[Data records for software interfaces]
[Start of section]

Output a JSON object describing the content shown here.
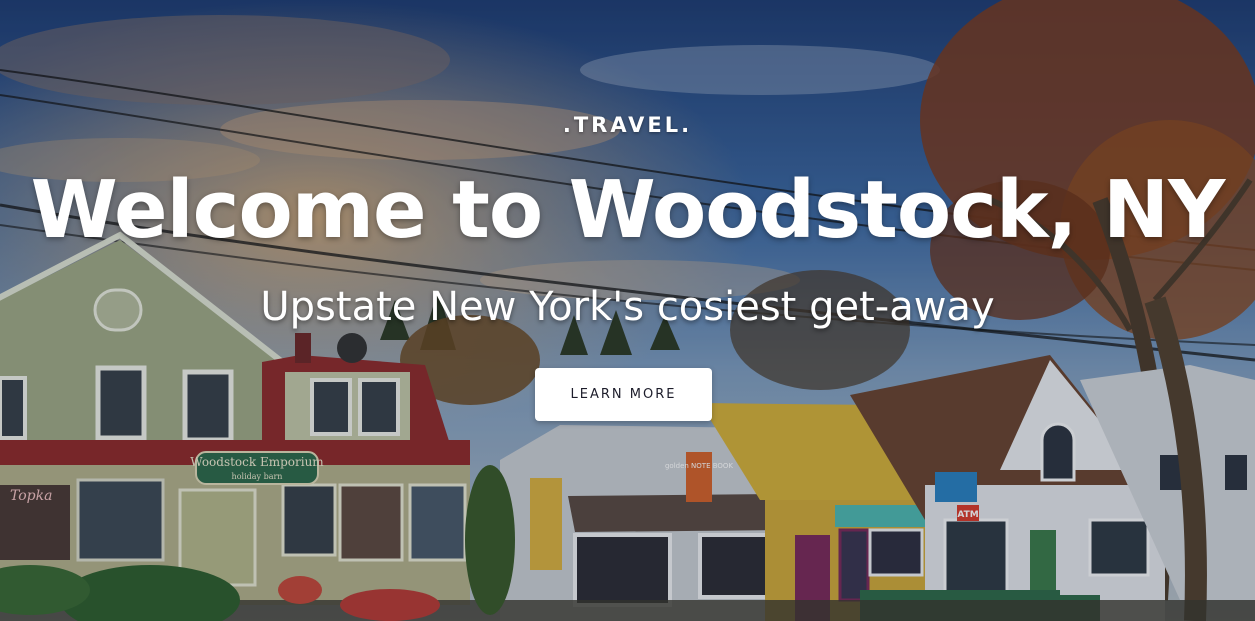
{
  "hero": {
    "eyebrow": ".TRAVEL.",
    "title": "Welcome to Woodstock, NY",
    "subtitle": "Upstate New York's cosiest get-away",
    "cta_label": "LEARN MORE"
  },
  "signs": {
    "emporium": "Woodstock Emporium",
    "emporium_sub": "holiday barn",
    "topka": "Topka",
    "golden_notebook": "golden NOTE BOOK",
    "atm": "ATM"
  }
}
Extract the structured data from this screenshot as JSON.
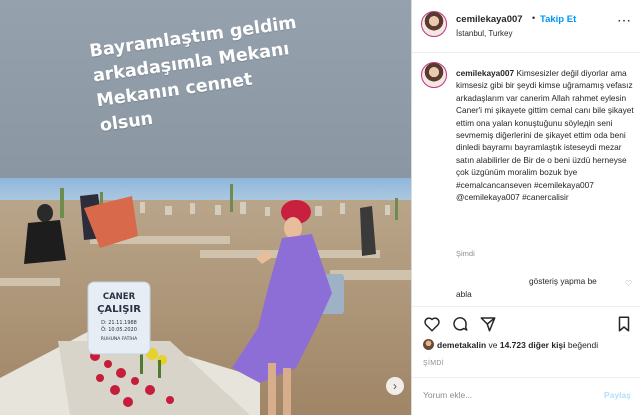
{
  "post_image": {
    "caption_lines": [
      "Bayramlaştım geldim",
      "arkadaşımla Mekanı",
      "Mekanın cennet",
      "olsun"
    ],
    "gravestone": {
      "line1": "CANER",
      "line2": "ÇALIŞIR",
      "line3": "D: 21.11.1988",
      "line4": "Ö: 10.05.2020",
      "line5": "RUHUNA FATİHA"
    }
  },
  "header": {
    "username": "cemilekaya007",
    "separator": "•",
    "follow_label": "Takip Et",
    "location": "İstanbul, Turkey"
  },
  "comment": {
    "username": "cemilekaya007",
    "text": "Kimsesizler değil diyorlar ama kimsesiz gibi bir şeydi kimse uğramamış vefasız arkadaşlarım var canerim Allah rahmet eylesin Caner'i mi şikayete gittim cemal canı bile şikayet ettim ona yalan konuştuğunu söylедin seni sevmemiş diğerlerini de şikayet ettim oda beni dinledi bayramı bayramlaştık isteseydi mezar satın alabilirler de Bir de o beni üzdü herneyse çok üzgünüm moralim bozuk bye #cemalcancanseven #cemilekaya007 @cemilekaya007 #canercalisir",
    "time": "Şimdi"
  },
  "reply": {
    "line1": "gösteriş yapma be",
    "line2": "abla"
  },
  "likes": {
    "user": "demetakalin",
    "middle": " ve ",
    "count": "14.723 diğer kişi",
    "suffix": " beğendi"
  },
  "date": "ŞİMDİ",
  "add_comment": {
    "placeholder": "Yorum ekle...",
    "post_label": "Paylaş"
  },
  "colors": {
    "accent": "#0095f6",
    "text": "#262626",
    "muted": "#8e8e8e",
    "caption_bg": "#8e9aa6"
  }
}
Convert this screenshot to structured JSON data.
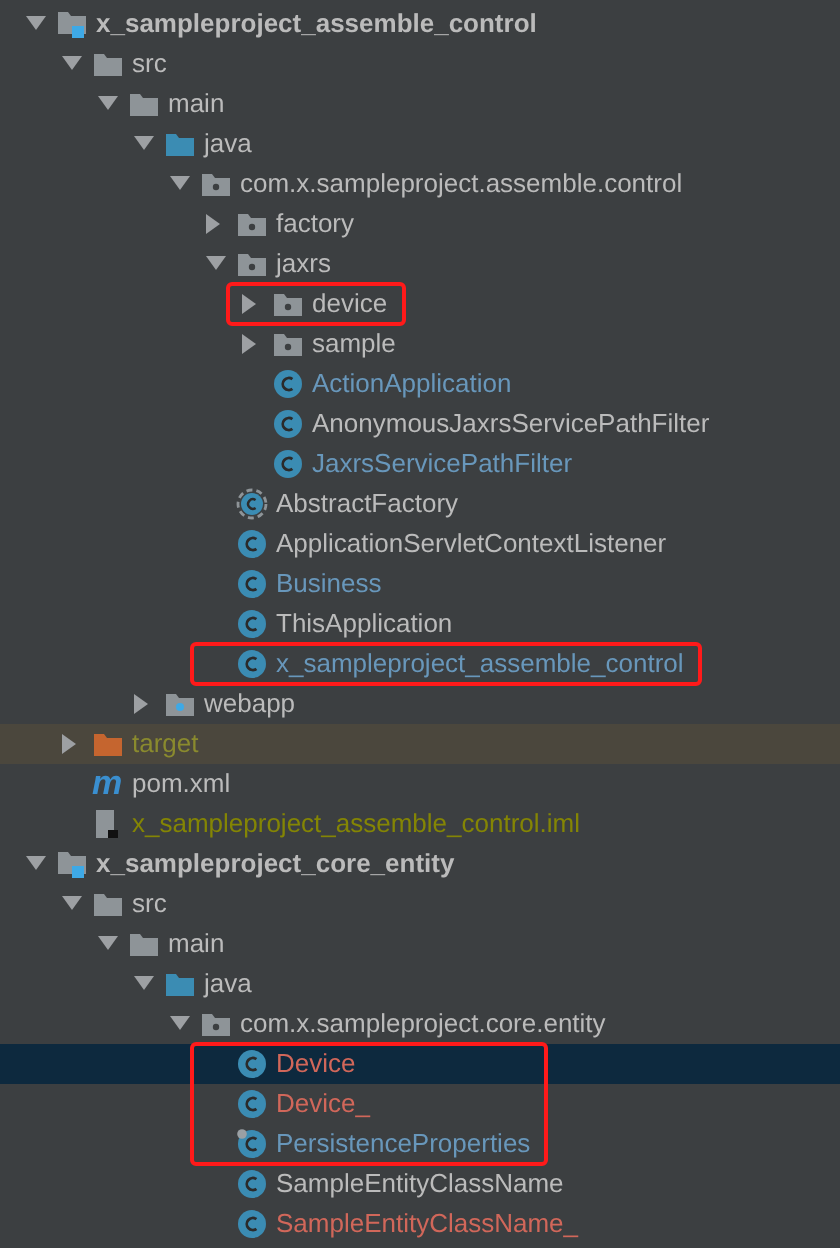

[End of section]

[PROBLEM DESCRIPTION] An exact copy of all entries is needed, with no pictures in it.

[RESULT OF THE EXERCISE]
Output a JSON object describing the content shown here.
{
  "hero": {
    "eyebrow": ".TRAVEL.",
    "title": "Welcome to Woodstock, NY",
    "subtitle": "Upstate New York's cosiest get-away",
    "cta_label": "LEARN MORE"
  },
  "signs": {
    "emporium": "Woodstock Emporium",
    "emporium_sub": "holiday barn",
    "topka": "Topka",
    "golden_notebook": "golden NOTE BOOK",
    "atm": "ATM"
  }
}
Extract the structured data from this screenshot as JSON.
{
  "post_image": {
    "caption_lines": [
      "Bayramlaştım geldim",
      "arkadaşımla Mekanı",
      "Mekanın cennet",
      "olsun"
    ],
    "gravestone": {
      "line1": "CANER",
      "line2": "ÇALIŞIR",
      "line3": "D: 21.11.1988",
      "line4": "Ö: 10.05.2020",
      "line5": "RUHUNA FATİHA"
    }
  },
  "header": {
    "username": "cemilekaya007",
    "separator": "•",
    "follow_label": "Takip Et",
    "location": "İstanbul, Turkey"
  },
  "comment": {
    "username": "cemilekaya007",
    "text": "Kimsesizler değil diyorlar ama kimsesiz gibi bir şeydi kimse uğramamış vefasız arkadaşlarım var canerim Allah rahmet eylesin Caner'i mi şikayete gittim cemal canı bile şikayet ettim ona yalan konuştuğunu söylедin seni sevmemiş diğerlerini de şikayet ettim oda beni dinledi bayramı bayramlaştık isteseydi mezar satın alabilirler de Bir de o beni üzdü herneyse çok üzgünüm moralim bozuk bye #cemalcancanseven #cemilekaya007 @cemilekaya007 #canercalisir",
    "time": "Şimdi"
  },
  "reply": {
    "line1": "gösteriş yapma be",
    "line2": "abla"
  },
  "likes": {
    "user": "demetakalin",
    "middle": " ve ",
    "count": "14.723 diğer kişi",
    "suffix": " beğendi"
  },
  "date": "ŞİMDİ",
  "add_comment": {
    "placeholder": "Yorum ekle...",
    "post_label": "Paylaş"
  },
  "colors": {
    "accent": "#0095f6",
    "text": "#262626",
    "muted": "#8e8e8e",
    "caption_bg": "#8e9aa6"
  }
}
Convert this screenshot to structured JSON data.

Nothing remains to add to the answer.